- Task description
Give the number of lines below that hold "name", and only that.

- Material shown
<<<<
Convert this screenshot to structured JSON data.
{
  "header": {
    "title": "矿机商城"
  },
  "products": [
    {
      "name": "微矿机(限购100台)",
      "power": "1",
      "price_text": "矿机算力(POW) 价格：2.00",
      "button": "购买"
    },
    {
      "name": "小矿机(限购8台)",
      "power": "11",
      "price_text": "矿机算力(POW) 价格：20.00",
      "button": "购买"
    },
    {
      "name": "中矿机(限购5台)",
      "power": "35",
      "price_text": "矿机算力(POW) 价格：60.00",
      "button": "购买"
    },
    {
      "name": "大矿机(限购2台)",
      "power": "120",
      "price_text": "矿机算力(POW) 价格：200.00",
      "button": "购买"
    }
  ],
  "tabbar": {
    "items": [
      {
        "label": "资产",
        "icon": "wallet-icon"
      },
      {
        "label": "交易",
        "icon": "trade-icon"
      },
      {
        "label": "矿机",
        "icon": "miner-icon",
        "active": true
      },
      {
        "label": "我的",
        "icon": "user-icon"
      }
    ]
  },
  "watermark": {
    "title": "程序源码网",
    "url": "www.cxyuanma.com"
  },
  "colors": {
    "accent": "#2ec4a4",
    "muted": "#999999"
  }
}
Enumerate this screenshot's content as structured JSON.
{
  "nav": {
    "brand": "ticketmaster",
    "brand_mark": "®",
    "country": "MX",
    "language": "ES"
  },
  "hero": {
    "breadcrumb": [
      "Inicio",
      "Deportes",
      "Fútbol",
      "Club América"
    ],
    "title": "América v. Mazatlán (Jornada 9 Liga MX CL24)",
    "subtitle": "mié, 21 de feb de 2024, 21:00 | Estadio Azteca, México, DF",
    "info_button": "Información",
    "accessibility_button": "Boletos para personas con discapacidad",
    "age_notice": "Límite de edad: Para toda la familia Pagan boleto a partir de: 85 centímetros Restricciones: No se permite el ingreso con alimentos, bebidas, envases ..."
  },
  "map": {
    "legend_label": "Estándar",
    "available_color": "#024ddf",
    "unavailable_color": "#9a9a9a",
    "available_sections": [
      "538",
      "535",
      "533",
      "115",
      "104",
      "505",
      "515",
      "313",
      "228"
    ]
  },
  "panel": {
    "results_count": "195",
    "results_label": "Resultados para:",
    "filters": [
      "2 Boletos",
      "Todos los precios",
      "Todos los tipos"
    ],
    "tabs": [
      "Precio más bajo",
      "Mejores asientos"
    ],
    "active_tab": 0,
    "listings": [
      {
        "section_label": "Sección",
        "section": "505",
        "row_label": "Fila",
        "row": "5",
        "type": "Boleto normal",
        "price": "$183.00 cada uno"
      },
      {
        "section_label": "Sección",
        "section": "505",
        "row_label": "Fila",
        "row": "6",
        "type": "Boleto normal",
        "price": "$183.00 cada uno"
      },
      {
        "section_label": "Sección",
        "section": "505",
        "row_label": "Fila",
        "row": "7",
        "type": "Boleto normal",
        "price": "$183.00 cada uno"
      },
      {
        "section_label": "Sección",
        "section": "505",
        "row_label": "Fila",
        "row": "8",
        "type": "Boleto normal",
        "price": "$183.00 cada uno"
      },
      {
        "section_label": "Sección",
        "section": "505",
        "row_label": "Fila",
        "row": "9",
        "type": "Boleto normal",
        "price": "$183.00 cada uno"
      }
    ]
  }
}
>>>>
- Response area
4